| Instructions for the task |
Determine how many lines in the records below include the word "subtitle" and output that number alone.
★ ★ ★ ★
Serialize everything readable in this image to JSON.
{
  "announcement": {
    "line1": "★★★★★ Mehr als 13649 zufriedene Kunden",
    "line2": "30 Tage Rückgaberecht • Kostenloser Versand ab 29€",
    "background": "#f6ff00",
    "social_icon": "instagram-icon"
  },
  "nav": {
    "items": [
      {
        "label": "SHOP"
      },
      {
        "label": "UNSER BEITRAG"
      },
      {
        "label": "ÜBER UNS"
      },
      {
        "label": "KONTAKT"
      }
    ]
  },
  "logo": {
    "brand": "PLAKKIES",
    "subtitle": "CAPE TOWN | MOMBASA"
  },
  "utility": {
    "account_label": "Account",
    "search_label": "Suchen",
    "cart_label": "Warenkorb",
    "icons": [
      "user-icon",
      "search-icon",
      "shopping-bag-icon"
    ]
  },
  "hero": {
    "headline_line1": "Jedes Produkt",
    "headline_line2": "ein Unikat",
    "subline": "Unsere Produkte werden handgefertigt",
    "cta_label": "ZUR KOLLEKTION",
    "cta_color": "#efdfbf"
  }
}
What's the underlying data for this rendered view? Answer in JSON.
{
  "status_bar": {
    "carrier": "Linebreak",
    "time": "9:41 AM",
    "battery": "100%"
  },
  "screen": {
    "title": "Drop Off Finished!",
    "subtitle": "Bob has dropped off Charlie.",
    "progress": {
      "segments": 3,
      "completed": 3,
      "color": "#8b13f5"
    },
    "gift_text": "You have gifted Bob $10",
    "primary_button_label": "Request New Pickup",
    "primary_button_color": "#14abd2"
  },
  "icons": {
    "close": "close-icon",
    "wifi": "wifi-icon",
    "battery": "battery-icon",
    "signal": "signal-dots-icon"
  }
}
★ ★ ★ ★
| Written answer |
2